- **PROBLEM STATEMENT**:
Please copy each line of the listing that includes the string "author".

-- Opening Marker --

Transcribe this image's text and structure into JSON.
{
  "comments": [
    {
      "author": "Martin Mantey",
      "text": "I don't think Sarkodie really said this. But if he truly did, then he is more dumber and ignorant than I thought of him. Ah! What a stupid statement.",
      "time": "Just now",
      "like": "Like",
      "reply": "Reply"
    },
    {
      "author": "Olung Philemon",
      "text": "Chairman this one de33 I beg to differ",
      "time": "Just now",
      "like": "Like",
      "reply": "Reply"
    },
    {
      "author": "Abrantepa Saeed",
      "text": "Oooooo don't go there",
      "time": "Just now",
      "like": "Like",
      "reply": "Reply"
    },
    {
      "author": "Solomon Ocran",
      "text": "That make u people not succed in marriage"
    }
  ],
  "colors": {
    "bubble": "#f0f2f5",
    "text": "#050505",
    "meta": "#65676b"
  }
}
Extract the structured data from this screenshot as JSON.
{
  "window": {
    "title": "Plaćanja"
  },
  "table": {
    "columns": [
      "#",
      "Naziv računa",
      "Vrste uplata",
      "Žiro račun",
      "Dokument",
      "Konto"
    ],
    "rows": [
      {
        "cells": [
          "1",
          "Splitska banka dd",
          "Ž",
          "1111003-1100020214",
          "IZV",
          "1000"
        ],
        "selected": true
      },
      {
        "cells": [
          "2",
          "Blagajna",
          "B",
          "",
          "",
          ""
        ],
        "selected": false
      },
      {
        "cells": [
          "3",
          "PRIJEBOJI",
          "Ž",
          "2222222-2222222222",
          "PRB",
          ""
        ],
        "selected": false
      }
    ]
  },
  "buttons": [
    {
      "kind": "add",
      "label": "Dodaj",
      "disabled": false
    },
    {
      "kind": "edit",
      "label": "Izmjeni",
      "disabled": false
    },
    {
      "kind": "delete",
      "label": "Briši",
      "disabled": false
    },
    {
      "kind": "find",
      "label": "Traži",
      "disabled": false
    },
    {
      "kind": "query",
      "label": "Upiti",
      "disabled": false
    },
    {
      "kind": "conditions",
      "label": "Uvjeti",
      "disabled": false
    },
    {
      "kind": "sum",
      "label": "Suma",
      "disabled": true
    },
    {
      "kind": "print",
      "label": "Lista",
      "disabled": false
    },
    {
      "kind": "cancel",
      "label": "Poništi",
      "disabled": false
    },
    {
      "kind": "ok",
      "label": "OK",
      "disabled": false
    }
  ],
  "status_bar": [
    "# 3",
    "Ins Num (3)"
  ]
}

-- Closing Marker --

- **WORKED SOLUTION**:
      "author": "Martin Mantey",
      "author": "Olung Philemon",
      "author": "Abrantepa Saeed",
      "author": "Solomon Ocran",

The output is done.